Go through the entries below and work out how many lines include "power"; give only that number.
Exercise material Block Start
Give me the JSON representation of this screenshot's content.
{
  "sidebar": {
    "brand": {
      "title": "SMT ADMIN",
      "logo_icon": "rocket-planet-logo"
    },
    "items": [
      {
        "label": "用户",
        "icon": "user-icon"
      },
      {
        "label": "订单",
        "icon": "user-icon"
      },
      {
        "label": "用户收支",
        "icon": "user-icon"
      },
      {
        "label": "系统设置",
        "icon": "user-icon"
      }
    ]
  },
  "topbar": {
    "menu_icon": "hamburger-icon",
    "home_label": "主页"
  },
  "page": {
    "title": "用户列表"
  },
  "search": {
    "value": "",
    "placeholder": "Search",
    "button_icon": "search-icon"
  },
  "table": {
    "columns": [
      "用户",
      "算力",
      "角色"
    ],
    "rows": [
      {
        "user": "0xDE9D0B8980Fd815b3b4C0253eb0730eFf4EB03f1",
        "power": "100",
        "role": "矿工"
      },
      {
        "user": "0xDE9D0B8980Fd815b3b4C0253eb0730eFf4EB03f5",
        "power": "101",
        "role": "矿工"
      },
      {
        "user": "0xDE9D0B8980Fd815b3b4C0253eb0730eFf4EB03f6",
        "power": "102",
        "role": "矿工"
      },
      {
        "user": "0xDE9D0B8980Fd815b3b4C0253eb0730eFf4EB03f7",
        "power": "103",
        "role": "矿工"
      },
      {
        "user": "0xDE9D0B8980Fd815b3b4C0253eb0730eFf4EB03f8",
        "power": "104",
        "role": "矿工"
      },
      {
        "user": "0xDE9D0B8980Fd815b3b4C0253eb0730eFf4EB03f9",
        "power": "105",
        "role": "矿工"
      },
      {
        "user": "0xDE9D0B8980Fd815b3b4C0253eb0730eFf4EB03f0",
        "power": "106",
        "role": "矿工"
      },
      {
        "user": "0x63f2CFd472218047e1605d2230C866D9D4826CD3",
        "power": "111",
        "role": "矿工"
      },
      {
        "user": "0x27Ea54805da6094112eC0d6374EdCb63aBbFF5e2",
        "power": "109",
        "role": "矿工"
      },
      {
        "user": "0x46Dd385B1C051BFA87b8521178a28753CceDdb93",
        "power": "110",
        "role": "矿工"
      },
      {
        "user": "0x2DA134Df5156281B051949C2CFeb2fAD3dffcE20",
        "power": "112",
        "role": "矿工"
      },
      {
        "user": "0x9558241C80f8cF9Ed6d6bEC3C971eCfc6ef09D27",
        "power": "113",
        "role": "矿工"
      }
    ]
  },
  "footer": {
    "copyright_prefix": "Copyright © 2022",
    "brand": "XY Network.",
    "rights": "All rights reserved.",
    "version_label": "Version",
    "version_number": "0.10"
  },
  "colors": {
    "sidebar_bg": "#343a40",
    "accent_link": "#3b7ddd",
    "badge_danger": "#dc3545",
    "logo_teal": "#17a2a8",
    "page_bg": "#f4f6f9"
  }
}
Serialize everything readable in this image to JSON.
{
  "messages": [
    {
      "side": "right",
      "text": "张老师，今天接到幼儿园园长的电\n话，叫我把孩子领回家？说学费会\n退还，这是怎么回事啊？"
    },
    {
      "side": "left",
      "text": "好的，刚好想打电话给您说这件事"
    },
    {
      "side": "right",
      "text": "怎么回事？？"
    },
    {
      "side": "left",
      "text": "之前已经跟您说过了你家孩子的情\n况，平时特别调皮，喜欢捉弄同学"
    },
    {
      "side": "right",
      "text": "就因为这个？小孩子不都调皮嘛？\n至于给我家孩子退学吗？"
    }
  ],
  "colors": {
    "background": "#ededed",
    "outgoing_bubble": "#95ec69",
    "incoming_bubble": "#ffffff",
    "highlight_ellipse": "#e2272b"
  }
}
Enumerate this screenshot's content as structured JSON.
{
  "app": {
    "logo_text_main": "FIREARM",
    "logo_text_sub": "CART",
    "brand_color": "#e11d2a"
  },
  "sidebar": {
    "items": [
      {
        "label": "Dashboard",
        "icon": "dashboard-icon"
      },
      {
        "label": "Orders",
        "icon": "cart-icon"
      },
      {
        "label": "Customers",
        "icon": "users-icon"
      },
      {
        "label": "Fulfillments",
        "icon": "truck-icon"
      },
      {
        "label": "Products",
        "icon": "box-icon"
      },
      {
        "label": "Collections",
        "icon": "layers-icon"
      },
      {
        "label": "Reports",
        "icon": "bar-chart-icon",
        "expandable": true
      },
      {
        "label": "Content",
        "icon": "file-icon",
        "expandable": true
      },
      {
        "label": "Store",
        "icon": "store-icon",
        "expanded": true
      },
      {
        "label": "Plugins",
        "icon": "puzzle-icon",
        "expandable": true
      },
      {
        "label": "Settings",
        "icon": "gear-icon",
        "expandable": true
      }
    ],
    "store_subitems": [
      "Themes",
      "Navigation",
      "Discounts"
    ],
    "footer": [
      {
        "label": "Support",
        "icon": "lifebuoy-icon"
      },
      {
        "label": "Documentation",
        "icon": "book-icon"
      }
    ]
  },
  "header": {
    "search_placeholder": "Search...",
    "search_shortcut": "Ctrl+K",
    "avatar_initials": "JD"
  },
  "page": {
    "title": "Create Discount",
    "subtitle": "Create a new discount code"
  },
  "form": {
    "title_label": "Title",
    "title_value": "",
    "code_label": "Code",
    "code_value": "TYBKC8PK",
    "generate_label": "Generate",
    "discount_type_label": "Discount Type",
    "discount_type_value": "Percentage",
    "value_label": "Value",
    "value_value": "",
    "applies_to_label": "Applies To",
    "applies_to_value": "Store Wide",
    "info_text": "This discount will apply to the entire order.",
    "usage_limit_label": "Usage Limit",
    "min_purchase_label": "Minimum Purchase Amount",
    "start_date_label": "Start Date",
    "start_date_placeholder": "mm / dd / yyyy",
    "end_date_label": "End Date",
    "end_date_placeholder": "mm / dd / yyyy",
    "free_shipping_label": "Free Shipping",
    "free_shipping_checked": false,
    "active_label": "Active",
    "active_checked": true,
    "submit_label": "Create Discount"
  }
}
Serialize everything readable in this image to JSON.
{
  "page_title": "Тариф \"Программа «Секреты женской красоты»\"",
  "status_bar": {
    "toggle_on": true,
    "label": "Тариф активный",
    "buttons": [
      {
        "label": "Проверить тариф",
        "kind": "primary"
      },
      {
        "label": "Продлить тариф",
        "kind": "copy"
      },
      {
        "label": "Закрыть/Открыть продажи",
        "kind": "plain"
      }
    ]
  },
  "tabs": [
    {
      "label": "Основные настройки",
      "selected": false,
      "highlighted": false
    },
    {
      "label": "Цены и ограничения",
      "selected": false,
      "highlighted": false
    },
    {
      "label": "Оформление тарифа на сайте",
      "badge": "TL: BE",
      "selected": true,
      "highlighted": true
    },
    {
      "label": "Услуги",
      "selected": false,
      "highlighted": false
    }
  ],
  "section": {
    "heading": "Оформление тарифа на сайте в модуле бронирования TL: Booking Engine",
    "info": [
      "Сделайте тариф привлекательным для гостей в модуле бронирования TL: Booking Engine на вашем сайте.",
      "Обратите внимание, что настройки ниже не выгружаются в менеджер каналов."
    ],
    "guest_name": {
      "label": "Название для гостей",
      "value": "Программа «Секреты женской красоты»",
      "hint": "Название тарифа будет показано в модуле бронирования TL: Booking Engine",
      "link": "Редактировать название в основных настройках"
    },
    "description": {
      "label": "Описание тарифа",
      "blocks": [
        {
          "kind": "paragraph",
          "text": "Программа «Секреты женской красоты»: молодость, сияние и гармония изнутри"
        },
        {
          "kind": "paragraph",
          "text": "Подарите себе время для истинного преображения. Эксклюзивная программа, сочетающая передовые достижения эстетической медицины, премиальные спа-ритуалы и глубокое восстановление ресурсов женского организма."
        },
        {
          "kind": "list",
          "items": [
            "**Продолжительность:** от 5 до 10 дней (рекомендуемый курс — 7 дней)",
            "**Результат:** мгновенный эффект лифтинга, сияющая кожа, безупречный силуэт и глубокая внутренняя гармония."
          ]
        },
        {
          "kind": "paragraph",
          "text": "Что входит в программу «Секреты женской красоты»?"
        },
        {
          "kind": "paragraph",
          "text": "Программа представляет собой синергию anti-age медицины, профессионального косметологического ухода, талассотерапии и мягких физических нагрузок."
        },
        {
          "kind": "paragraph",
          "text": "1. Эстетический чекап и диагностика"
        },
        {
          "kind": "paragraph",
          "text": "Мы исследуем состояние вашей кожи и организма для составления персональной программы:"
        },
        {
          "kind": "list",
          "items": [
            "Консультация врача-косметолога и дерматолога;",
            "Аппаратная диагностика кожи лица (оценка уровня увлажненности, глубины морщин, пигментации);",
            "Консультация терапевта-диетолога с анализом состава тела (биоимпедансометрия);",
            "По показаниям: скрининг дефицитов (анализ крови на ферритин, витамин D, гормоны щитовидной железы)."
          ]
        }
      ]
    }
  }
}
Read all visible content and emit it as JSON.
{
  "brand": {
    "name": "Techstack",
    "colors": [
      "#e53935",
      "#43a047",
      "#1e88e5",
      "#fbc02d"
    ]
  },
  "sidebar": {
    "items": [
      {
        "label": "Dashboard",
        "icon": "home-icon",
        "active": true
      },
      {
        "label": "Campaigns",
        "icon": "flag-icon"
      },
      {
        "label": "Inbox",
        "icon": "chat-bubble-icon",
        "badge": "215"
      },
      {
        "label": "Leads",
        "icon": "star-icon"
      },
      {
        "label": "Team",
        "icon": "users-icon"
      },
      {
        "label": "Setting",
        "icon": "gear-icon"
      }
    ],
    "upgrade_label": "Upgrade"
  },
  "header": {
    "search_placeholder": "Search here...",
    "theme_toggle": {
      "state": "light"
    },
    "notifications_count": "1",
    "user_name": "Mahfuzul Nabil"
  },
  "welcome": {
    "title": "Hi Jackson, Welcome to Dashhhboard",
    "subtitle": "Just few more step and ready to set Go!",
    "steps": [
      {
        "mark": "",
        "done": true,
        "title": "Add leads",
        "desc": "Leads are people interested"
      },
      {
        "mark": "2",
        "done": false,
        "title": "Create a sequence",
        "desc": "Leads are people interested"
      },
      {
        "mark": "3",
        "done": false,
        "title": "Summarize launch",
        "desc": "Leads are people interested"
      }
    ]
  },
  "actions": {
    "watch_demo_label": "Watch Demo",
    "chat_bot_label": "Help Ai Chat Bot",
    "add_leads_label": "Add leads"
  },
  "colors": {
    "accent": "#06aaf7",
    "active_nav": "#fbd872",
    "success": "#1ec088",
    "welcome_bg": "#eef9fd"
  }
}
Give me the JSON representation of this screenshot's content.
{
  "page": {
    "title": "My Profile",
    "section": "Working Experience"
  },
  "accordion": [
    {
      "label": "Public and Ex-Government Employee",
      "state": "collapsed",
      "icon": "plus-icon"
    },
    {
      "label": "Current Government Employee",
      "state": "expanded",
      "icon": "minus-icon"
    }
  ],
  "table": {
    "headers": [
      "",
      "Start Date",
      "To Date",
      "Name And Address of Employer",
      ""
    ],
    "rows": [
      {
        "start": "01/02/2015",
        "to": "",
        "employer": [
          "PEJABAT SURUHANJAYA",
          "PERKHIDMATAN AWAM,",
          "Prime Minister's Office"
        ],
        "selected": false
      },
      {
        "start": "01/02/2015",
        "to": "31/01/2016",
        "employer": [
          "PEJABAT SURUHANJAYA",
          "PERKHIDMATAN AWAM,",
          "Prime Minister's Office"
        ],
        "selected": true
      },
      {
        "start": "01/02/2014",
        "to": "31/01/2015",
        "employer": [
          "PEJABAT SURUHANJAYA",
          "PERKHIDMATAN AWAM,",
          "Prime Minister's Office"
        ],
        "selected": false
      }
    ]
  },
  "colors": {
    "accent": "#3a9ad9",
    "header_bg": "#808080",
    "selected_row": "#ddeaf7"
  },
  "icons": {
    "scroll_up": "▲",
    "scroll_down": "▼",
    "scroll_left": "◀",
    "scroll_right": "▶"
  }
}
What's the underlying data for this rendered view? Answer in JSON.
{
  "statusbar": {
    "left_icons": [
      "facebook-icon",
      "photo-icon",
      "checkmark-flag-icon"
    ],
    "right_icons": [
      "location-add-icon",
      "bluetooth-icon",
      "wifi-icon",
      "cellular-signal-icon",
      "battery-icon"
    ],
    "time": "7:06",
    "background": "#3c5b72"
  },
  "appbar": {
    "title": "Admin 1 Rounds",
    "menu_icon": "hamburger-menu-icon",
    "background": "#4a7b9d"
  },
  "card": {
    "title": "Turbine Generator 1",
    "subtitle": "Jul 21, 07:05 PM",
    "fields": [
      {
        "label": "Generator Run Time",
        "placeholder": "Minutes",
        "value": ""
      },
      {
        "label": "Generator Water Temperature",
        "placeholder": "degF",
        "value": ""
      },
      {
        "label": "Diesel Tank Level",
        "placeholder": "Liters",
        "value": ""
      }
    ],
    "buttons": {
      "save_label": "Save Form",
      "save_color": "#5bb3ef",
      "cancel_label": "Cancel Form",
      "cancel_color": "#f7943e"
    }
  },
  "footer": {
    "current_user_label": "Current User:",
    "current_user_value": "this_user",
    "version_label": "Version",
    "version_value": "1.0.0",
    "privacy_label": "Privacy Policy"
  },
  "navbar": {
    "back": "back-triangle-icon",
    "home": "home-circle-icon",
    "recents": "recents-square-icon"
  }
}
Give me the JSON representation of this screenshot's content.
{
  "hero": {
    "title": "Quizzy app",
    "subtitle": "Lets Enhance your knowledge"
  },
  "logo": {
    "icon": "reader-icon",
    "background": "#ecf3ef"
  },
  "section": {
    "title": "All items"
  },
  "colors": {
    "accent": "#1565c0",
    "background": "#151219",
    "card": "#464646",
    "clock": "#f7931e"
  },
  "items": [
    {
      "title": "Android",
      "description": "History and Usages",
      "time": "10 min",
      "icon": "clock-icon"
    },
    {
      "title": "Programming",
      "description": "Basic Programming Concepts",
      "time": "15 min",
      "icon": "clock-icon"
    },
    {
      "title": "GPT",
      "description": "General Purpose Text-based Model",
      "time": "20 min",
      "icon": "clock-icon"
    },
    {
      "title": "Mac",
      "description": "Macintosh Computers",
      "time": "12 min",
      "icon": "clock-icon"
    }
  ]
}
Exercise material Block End
Answer for the task:
12